(Page and application data records)
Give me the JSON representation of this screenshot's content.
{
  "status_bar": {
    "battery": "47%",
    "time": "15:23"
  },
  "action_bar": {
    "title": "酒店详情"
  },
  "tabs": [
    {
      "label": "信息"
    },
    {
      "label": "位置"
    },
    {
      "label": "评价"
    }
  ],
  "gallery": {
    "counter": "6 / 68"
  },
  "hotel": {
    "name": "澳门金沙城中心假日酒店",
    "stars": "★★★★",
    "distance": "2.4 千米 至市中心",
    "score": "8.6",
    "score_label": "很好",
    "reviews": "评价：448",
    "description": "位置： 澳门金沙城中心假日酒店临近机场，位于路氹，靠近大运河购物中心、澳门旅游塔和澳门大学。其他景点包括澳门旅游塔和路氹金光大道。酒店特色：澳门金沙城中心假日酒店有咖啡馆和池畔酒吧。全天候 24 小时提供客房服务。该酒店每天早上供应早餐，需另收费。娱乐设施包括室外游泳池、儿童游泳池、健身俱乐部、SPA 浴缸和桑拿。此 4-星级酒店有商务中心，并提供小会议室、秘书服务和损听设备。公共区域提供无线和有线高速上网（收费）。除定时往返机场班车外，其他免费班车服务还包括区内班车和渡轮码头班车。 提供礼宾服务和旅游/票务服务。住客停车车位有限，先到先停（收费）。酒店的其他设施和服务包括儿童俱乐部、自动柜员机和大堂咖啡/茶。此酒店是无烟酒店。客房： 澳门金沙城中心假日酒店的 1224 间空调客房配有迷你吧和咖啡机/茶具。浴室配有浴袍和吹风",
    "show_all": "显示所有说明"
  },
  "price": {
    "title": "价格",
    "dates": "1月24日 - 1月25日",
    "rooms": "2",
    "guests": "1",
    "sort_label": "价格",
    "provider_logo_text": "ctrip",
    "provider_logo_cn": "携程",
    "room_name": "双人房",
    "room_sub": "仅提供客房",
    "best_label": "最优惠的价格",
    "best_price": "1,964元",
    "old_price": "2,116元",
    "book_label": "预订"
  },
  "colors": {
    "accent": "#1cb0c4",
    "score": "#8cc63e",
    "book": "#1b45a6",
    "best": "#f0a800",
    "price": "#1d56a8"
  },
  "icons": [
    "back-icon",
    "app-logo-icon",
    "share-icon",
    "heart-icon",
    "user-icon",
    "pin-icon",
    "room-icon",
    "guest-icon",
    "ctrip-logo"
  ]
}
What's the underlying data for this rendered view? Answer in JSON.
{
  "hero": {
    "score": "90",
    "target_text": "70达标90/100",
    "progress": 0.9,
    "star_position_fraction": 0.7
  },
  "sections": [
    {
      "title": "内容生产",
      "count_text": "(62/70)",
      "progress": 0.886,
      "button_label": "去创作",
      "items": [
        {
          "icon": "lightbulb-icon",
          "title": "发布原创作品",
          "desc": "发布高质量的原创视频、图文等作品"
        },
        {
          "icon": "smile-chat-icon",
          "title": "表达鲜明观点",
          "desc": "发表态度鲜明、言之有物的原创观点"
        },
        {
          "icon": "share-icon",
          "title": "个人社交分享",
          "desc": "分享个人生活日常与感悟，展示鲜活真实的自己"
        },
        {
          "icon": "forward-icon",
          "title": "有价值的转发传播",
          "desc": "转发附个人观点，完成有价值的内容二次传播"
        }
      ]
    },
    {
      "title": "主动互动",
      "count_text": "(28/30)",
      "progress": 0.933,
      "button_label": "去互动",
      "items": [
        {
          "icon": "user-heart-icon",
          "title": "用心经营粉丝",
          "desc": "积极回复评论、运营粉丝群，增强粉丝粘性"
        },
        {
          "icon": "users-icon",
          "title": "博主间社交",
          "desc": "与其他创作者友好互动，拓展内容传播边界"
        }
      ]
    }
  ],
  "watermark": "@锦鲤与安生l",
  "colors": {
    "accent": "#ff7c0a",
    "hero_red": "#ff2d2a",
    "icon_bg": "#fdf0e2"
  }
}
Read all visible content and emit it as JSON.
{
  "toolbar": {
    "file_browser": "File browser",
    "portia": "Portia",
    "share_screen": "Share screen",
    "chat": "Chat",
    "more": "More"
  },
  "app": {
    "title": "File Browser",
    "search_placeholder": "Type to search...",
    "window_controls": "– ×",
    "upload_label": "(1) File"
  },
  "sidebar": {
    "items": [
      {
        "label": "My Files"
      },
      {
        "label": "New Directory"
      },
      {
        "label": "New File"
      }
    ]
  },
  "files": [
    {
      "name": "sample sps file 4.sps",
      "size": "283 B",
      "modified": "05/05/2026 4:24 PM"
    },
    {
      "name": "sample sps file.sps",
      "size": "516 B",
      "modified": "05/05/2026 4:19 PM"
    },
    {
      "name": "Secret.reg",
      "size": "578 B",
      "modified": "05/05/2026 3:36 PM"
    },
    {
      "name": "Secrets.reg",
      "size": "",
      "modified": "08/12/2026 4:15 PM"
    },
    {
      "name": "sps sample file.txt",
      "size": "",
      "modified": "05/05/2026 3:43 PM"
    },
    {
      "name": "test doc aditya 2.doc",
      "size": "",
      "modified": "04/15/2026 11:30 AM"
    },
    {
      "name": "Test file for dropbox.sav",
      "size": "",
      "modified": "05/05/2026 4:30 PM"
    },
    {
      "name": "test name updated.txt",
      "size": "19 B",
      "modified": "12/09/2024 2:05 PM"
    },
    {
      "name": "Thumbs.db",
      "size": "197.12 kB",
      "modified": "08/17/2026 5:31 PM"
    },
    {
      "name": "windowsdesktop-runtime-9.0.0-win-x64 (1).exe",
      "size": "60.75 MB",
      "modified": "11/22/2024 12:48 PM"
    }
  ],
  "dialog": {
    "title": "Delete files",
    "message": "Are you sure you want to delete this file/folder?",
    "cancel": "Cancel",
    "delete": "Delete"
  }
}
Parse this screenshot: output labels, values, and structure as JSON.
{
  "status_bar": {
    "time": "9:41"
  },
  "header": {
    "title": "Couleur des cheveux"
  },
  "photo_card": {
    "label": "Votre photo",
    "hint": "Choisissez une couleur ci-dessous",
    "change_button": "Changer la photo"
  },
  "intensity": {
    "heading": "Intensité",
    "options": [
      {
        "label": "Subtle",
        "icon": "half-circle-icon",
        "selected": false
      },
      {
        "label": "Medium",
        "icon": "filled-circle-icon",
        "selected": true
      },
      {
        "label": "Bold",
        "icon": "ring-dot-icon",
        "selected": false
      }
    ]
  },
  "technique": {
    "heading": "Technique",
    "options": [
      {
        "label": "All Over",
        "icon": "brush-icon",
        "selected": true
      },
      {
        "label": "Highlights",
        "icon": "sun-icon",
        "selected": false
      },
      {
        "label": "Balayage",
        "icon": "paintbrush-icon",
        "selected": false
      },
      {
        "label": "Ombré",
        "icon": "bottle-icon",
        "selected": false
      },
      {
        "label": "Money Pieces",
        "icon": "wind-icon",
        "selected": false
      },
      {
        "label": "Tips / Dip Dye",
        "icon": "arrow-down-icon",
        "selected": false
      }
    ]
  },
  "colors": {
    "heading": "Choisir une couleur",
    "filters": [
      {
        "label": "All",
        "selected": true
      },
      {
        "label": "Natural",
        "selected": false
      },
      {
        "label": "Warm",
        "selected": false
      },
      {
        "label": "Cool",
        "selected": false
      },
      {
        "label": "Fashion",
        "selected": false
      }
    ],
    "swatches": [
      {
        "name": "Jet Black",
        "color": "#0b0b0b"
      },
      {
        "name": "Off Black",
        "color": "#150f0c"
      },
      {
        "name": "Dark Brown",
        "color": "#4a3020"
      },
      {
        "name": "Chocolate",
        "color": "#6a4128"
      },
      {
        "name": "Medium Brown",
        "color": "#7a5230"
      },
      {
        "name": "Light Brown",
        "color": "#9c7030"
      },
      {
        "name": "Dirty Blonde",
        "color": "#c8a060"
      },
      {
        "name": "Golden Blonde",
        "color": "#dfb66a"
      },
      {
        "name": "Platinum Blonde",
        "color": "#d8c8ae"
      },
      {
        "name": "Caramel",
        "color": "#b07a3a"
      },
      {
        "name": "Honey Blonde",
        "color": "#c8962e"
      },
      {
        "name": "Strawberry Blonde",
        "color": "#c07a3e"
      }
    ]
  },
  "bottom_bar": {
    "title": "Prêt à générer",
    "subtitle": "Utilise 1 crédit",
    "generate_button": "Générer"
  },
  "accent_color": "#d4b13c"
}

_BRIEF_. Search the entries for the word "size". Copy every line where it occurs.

_REPLY TO THE TASK_.
      "size": "283 B",
      "size": "516 B",
      "size": "578 B",
      "size": "",
      "size": "",
      "size": "",
      "size": "",
      "size": "19 B",
      "size": "197.12 kB",
      "size": "60.75 MB",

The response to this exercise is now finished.